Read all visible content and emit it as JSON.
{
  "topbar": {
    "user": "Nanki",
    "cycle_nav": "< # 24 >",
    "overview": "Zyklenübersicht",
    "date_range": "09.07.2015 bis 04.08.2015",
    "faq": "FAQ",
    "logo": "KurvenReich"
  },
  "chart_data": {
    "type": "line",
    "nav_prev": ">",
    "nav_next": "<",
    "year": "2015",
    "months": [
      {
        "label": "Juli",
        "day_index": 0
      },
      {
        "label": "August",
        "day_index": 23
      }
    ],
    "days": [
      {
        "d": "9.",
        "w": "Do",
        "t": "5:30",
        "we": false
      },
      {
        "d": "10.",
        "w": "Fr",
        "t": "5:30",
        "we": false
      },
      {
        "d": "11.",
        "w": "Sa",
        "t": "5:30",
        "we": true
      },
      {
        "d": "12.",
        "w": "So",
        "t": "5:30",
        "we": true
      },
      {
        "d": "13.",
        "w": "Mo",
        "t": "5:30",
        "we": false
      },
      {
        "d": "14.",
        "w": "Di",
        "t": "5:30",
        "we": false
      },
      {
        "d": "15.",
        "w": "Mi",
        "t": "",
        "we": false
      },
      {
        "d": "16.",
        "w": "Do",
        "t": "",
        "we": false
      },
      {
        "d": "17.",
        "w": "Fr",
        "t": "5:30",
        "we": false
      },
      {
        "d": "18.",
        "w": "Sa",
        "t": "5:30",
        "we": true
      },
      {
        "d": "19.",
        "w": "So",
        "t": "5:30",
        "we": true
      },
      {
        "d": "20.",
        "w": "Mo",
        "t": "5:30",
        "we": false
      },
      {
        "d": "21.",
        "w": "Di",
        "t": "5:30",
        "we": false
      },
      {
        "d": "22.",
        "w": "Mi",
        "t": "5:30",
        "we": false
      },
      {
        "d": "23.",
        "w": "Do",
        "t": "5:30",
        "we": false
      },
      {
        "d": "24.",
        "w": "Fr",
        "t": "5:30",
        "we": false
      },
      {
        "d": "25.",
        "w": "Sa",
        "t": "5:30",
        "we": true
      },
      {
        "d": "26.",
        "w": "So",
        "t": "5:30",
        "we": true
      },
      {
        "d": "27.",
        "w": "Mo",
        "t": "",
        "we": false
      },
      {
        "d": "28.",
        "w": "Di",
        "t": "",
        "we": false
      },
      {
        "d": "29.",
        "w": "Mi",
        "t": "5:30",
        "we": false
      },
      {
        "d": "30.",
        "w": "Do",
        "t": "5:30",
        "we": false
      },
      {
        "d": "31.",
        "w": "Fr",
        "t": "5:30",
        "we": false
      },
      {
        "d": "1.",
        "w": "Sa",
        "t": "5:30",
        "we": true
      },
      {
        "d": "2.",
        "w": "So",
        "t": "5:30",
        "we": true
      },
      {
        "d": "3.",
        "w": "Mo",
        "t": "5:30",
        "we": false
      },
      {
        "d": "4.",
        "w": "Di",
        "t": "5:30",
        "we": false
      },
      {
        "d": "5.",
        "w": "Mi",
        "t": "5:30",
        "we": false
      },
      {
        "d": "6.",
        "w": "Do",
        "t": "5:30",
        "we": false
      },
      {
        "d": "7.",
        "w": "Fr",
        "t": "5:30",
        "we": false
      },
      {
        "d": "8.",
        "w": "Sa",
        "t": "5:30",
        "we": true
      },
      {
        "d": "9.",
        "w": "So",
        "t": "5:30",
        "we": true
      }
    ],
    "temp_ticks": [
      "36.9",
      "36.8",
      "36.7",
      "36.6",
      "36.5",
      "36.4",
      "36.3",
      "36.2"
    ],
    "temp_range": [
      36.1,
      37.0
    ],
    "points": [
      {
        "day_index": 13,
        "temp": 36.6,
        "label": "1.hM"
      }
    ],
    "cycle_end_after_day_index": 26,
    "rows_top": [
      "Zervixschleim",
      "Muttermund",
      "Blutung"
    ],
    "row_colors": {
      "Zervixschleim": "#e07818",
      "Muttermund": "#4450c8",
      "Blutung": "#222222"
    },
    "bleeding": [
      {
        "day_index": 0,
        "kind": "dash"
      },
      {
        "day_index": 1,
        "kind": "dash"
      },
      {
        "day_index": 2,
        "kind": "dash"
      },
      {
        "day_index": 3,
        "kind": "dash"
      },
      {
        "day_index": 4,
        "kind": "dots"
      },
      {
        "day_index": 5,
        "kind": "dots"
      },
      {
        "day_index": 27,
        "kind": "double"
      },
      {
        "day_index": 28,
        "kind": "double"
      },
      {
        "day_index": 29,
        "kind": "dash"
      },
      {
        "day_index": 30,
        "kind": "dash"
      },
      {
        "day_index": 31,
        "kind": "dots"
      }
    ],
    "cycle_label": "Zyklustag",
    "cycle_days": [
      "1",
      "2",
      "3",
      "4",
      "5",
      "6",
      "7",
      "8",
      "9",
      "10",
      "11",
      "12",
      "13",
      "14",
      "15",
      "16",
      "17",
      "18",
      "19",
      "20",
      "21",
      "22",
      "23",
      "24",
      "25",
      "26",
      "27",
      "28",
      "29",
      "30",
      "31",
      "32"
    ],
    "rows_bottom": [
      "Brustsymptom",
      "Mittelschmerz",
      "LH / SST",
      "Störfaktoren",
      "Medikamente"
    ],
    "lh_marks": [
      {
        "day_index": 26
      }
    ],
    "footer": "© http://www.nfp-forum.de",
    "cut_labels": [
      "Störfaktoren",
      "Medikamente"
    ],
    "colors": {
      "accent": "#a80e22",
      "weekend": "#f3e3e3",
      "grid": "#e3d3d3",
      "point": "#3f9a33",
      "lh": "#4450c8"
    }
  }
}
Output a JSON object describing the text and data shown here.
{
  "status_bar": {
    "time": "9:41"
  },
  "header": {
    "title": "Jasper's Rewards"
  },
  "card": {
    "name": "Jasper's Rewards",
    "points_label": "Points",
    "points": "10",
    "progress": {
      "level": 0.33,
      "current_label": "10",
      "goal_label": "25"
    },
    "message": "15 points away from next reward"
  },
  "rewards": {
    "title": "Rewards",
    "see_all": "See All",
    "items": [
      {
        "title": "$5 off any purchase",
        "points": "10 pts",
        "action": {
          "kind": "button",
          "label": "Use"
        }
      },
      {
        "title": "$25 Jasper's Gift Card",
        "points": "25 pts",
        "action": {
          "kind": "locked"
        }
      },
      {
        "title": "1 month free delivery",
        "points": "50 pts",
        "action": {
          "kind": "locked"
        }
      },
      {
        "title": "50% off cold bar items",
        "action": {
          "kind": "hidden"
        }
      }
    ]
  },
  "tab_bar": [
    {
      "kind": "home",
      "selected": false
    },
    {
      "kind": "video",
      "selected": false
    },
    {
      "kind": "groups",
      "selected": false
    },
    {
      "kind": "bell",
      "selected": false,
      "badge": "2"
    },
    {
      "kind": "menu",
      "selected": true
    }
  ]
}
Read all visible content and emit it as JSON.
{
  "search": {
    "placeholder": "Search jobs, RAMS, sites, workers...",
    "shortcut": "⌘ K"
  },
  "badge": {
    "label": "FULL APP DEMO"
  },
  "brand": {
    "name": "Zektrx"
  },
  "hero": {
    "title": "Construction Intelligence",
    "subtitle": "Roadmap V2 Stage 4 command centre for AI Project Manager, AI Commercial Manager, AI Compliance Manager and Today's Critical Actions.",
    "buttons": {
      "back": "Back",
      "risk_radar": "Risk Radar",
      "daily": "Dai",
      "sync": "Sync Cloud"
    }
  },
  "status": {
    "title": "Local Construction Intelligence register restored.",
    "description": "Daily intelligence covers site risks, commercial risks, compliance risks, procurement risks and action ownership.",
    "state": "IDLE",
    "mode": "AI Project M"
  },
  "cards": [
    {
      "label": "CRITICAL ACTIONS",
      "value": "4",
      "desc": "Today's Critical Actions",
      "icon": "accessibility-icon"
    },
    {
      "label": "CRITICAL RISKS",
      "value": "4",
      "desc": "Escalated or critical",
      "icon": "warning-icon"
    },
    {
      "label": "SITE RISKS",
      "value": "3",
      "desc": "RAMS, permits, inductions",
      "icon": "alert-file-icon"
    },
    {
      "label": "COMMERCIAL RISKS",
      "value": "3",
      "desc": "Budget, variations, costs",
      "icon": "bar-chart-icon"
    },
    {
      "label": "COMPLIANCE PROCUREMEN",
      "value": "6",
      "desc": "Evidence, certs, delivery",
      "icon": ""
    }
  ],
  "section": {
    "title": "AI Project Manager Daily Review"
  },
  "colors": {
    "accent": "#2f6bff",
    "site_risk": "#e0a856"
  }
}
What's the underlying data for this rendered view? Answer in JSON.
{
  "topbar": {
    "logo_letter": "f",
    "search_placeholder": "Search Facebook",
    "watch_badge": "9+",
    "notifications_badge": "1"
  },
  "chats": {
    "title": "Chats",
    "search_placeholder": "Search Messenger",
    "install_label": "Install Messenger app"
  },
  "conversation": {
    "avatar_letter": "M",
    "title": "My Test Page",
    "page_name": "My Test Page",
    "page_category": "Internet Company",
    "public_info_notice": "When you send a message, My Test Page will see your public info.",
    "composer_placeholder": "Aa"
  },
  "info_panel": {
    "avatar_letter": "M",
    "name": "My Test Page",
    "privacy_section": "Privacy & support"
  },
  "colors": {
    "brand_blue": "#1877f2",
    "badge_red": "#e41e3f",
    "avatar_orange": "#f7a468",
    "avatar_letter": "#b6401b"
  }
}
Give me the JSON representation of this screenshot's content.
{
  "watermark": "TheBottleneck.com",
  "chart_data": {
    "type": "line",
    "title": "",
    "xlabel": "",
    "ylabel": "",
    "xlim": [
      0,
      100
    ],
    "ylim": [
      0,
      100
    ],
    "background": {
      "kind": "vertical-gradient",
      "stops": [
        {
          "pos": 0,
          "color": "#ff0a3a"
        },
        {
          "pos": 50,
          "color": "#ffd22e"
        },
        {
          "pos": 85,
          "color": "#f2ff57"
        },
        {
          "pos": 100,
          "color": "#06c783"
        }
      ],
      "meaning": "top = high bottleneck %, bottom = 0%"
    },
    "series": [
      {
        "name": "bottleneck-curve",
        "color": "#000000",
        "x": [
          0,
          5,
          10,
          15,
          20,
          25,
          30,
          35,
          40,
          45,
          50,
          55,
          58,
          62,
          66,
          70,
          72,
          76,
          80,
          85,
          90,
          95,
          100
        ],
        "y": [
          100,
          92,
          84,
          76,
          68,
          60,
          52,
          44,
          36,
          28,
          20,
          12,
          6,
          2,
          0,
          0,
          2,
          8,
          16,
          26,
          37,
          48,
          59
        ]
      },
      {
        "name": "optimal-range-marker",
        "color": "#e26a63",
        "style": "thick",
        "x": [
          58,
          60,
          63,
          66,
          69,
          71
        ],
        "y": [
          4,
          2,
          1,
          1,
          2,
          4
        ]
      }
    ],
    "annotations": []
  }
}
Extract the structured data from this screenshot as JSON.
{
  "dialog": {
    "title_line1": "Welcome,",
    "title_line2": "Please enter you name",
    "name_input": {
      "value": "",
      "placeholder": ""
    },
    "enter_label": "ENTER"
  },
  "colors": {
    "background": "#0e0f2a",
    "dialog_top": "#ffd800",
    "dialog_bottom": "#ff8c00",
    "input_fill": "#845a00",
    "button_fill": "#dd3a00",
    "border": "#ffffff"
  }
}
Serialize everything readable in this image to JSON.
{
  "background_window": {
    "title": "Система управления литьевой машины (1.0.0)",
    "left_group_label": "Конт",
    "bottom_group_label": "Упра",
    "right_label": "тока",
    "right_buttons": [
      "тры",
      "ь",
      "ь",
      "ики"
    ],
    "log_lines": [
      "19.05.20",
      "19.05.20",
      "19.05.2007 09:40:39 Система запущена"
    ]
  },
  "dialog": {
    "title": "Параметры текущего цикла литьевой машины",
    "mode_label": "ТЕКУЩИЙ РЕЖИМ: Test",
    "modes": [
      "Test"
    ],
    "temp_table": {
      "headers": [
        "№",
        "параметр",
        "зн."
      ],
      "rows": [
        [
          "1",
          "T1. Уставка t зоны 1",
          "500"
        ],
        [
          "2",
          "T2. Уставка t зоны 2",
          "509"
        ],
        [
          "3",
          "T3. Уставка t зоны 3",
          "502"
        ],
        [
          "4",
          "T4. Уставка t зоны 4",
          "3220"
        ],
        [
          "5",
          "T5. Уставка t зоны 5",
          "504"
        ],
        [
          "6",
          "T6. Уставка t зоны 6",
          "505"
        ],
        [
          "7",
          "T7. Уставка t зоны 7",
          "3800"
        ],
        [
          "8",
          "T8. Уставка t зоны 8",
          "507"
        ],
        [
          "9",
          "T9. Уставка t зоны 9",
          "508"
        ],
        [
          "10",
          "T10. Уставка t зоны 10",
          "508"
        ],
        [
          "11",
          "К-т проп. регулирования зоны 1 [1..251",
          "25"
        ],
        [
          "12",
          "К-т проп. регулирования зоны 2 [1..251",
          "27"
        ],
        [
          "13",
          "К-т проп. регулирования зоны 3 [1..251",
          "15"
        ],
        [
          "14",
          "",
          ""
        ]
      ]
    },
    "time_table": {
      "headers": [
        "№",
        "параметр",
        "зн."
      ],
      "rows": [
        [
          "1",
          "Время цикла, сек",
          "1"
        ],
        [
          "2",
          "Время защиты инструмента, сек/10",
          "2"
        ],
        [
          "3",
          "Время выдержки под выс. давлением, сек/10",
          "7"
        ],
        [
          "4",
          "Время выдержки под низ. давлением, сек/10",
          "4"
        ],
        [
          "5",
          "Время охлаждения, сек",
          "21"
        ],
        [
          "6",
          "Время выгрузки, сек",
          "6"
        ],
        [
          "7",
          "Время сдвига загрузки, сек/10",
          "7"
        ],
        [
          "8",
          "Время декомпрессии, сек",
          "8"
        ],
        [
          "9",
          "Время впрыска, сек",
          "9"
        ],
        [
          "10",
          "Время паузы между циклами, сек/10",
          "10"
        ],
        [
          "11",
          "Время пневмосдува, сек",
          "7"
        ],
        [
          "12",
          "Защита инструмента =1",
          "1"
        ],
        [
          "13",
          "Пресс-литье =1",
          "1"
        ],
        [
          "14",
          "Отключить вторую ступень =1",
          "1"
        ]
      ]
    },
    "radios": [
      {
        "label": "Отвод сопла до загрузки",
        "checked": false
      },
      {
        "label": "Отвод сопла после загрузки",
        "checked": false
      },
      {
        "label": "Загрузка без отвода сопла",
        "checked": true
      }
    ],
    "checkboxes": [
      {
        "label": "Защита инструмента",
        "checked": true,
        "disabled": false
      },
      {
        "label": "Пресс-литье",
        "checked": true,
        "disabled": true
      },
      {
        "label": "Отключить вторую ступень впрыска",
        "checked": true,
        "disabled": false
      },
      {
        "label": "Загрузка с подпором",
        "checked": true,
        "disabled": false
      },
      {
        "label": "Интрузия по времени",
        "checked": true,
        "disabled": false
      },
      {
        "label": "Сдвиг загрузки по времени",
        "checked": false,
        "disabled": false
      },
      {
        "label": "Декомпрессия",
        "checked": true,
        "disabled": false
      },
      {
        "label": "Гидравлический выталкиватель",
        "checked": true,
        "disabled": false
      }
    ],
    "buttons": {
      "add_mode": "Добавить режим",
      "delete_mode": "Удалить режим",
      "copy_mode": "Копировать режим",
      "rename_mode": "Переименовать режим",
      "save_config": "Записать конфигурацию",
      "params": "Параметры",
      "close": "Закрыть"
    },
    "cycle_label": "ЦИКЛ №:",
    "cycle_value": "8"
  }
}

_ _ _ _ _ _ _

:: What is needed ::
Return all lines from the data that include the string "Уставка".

:: Result ::
          "T1. Уставка t зоны 1",
          "T2. Уставка t зоны 2",
          "T3. Уставка t зоны 3",
          "T4. Уставка t зоны 4",
          "T5. Уставка t зоны 5",
          "T6. Уставка t зоны 6",
          "T7. Уставка t зоны 7",
          "T8. Уставка t зоны 8",
          "T9. Уставка t зоны 9",
          "T10. Уставка t зоны 10",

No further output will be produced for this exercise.